This article is brought to you by: 

Embedded vision and 3D sensors: what it means to be smart

Fixed Sensor Design and the Machine Vision Status Quo

Today’s simple sensors (including ultrasonic, capacitive, inductive, temperature, accelerometer and more) are built with a single purpose to measure and deliver a specific output. In the world of machine vision, the basic sensor is the camera chip for which manufacturers add sufficient hardware to control and deliver raw images from the camera to a PC. Developers then add other machine vision elements such as optics, lighting, a PC, and 3rd party image processing to solve real world problems.

How Embedded Processing Makes Hardware “Smart”

By adding an embedded processor, memory, and flash to a fixed hardware design, it is possible to add new functionality and extend the use of a low level, single purpose sensor into a broader market— making the hardware “smart” in the process. This idea is not new. Embedded processing drove the development of 2D smart cameras, however, the implementation of “smart” has fallen short of many user needs. This paper presents ideas that will drive the smart hardware industry and evolve user experience to the next level.

Other tags: 
Feature

Cognex has strengthened its position in 3D vision with a number of recent company acquisitions in the area, as Greg Blackman discovers

Feature

Barry Warzak, owner and founder, Midwest Optical Systems

Feature

Embedded processing is opening up a huge market for imaging, a market that machine vision suppliers are trying to tap into. Greg Blackman attended the Embedded Vision Summit in Santa Clara, where Allied Vision launched its new camera platform

Feature

Rob Ashwell looks at how vision fits into the battery of sensors onboard autonomous vehicles

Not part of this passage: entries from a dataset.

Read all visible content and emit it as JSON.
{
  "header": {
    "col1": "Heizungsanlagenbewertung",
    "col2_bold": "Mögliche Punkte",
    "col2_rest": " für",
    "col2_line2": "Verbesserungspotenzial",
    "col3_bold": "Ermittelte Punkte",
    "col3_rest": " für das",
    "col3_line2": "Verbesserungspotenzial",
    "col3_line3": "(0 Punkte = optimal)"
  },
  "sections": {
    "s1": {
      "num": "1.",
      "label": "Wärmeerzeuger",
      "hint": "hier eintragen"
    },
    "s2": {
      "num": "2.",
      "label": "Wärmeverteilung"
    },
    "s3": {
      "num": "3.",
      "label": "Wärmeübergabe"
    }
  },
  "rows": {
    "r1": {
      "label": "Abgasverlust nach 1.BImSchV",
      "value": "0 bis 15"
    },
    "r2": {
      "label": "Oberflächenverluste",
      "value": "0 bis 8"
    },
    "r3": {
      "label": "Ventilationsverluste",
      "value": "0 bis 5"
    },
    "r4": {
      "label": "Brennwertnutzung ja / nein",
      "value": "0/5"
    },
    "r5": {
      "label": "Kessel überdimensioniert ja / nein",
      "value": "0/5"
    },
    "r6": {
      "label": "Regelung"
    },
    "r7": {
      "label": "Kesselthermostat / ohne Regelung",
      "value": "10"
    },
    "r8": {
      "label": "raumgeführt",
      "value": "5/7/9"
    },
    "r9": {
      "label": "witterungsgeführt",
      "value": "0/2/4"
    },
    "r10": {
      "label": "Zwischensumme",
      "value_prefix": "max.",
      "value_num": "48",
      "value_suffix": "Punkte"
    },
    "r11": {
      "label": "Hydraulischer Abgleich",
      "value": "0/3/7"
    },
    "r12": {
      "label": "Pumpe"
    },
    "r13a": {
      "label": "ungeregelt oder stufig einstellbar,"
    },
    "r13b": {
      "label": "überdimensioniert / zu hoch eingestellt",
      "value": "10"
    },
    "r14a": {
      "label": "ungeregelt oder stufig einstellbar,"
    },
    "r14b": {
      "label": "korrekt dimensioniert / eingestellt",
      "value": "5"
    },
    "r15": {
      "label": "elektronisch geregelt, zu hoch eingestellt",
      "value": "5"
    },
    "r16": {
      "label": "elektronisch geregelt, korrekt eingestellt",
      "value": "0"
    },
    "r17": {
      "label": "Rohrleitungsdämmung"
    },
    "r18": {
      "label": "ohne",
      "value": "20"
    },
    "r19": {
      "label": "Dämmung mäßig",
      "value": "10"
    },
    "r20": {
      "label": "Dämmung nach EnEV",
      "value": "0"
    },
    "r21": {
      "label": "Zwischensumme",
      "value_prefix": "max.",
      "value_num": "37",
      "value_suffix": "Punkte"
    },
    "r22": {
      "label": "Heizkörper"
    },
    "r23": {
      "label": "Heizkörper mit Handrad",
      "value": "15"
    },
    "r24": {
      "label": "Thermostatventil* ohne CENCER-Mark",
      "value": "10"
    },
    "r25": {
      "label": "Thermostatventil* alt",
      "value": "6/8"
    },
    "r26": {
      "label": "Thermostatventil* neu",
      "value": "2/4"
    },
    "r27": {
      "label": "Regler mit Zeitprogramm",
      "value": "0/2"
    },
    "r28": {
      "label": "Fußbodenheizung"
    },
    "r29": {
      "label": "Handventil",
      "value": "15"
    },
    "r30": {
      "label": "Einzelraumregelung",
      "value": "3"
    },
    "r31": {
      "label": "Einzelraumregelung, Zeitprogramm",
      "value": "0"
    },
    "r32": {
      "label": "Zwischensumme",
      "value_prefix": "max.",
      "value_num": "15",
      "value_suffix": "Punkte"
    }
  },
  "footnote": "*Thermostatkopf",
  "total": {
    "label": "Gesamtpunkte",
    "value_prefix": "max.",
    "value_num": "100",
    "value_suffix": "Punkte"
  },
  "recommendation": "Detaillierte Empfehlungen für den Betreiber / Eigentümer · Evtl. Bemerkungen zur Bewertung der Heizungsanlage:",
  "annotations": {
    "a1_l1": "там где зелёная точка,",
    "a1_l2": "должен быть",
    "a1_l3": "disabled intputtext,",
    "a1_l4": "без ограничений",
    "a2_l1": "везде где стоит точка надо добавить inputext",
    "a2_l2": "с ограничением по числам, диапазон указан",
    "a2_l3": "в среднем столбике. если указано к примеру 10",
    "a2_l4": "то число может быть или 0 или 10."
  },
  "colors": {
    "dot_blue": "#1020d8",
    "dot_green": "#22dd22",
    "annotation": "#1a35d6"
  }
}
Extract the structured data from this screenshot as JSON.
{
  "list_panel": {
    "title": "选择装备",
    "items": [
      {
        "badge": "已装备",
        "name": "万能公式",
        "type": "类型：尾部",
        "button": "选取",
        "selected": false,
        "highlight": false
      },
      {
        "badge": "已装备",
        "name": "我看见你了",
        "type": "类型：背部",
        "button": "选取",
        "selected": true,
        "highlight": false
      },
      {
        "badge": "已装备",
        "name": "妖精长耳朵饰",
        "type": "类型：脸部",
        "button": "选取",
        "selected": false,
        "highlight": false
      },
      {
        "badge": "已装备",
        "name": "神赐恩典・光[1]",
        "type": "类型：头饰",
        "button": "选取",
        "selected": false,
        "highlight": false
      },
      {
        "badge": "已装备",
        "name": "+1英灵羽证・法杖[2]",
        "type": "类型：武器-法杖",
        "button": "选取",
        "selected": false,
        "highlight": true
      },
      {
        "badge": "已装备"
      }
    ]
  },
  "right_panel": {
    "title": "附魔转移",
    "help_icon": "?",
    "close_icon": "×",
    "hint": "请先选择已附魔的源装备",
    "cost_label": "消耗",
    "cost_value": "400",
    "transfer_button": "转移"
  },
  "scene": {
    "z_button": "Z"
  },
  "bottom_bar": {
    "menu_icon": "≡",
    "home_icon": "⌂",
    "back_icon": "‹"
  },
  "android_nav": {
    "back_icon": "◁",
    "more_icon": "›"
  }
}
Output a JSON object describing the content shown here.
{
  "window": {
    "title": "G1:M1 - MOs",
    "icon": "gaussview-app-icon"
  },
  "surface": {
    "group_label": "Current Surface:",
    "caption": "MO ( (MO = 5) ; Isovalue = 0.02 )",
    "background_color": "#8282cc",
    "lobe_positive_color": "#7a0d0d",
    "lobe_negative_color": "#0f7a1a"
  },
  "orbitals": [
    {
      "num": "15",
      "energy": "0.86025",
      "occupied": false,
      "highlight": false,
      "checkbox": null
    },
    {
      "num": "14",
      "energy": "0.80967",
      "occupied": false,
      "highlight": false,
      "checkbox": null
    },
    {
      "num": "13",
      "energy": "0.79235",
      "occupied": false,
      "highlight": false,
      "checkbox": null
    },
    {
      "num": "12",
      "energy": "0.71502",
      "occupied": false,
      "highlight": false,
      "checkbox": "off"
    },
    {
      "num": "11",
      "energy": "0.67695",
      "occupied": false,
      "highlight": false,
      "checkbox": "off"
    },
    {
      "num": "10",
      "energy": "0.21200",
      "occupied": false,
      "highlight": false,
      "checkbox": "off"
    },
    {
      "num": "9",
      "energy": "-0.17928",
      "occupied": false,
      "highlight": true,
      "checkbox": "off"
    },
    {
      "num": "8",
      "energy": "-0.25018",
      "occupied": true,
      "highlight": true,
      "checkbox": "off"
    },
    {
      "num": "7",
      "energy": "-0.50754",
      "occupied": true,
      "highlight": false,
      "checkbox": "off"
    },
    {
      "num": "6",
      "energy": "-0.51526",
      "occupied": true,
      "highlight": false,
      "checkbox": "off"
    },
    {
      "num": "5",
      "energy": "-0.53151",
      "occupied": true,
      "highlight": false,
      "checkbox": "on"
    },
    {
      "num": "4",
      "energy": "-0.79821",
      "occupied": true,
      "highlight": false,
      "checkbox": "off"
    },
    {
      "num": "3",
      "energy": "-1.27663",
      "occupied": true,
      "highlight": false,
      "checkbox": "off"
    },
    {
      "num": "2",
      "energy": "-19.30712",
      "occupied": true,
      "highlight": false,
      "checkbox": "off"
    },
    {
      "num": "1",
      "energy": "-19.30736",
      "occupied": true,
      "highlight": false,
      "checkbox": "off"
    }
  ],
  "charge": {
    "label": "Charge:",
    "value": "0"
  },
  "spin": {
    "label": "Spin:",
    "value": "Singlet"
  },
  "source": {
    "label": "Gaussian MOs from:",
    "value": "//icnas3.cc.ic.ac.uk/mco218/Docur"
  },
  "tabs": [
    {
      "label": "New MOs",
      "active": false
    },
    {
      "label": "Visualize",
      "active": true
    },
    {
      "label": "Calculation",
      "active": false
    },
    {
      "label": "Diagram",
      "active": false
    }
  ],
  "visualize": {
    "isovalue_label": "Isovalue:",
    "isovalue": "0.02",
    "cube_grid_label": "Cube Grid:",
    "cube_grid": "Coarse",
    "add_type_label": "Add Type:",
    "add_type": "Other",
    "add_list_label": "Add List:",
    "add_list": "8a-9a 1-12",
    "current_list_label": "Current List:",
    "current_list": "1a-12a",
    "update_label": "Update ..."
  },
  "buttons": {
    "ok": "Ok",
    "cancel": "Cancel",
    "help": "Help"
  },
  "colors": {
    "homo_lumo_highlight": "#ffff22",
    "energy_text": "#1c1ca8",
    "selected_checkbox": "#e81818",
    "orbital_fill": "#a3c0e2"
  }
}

Feature

The harvesting process could be on the verge of a complete overhaul thanks to machine vision, finds Matthew Dale

Analysis and opinion
Analysis and opinion